> WHAT THE EXERCISE ASKS: A word-for-word copy of the listing is needed. Retype it in full.

> DATA:
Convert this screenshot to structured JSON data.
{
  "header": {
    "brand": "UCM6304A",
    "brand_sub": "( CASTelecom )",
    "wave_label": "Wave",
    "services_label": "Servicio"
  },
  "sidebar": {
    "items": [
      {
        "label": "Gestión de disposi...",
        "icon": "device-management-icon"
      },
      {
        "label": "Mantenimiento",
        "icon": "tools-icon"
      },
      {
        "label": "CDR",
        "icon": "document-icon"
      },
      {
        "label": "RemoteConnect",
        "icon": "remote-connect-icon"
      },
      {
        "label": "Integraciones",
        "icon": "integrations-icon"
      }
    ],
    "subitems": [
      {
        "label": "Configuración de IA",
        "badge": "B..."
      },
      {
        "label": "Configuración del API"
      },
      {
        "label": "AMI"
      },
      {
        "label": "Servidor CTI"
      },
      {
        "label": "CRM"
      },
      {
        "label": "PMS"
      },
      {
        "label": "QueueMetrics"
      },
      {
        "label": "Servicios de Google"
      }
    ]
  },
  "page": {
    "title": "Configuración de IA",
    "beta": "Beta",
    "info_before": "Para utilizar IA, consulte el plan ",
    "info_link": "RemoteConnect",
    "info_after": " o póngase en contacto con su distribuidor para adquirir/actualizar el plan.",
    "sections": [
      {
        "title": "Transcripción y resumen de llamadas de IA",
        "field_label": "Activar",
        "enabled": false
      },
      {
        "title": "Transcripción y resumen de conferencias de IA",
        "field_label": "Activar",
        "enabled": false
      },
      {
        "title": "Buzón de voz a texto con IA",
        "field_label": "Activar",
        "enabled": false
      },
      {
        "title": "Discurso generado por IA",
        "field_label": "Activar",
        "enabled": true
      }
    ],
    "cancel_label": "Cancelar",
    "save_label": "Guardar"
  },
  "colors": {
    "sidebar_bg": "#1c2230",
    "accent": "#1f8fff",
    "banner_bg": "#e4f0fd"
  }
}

> FINISHED TASK:
Convert this screenshot to structured JSON data.
{
  "header": {
    "brand": "UCM6304A",
    "brand_sub": "( CASTelecom )",
    "wave_label": "Wave",
    "services_label": "Servicio"
  },
  "sidebar": {
    "items": [
      {
        "label": "Gestión de disposi...",
        "icon": "device-management-icon"
      },
      {
        "label": "Mantenimiento",
        "icon": "tools-icon"
      },
      {
        "label": "CDR",
        "icon": "document-icon"
      },
      {
        "label": "RemoteConnect",
        "icon": "remote-connect-icon"
      },
      {
        "label": "Integraciones",
        "icon": "integrations-icon"
      }
    ],
    "subitems": [
      {
        "label": "Configuración de IA",
        "badge": "B..."
      },
      {
        "label": "Configuración del API"
      },
      {
        "label": "AMI"
      },
      {
        "label": "Servidor CTI"
      },
      {
        "label": "CRM"
      },
      {
        "label": "PMS"
      },
      {
        "label": "QueueMetrics"
      },
      {
        "label": "Servicios de Google"
      }
    ]
  },
  "page": {
    "title": "Configuración de IA",
    "beta": "Beta",
    "info_before": "Para utilizar IA, consulte el plan ",
    "info_link": "RemoteConnect",
    "info_after": " o póngase en contacto con su distribuidor para adquirir/actualizar el plan.",
    "sections": [
      {
        "title": "Transcripción y resumen de llamadas de IA",
        "field_label": "Activar",
        "enabled": false
      },
      {
        "title": "Transcripción y resumen de conferencias de IA",
        "field_label": "Activar",
        "enabled": false
      },
      {
        "title": "Buzón de voz a texto con IA",
        "field_label": "Activar",
        "enabled": false
      },
      {
        "title": "Discurso generado por IA",
        "field_label": "Activar",
        "enabled": true
      }
    ],
    "cancel_label": "Cancelar",
    "save_label": "Guardar"
  },
  "colors": {
    "sidebar_bg": "#1c2230",
    "accent": "#1f8fff",
    "banner_bg": "#e4f0fd"
  }
}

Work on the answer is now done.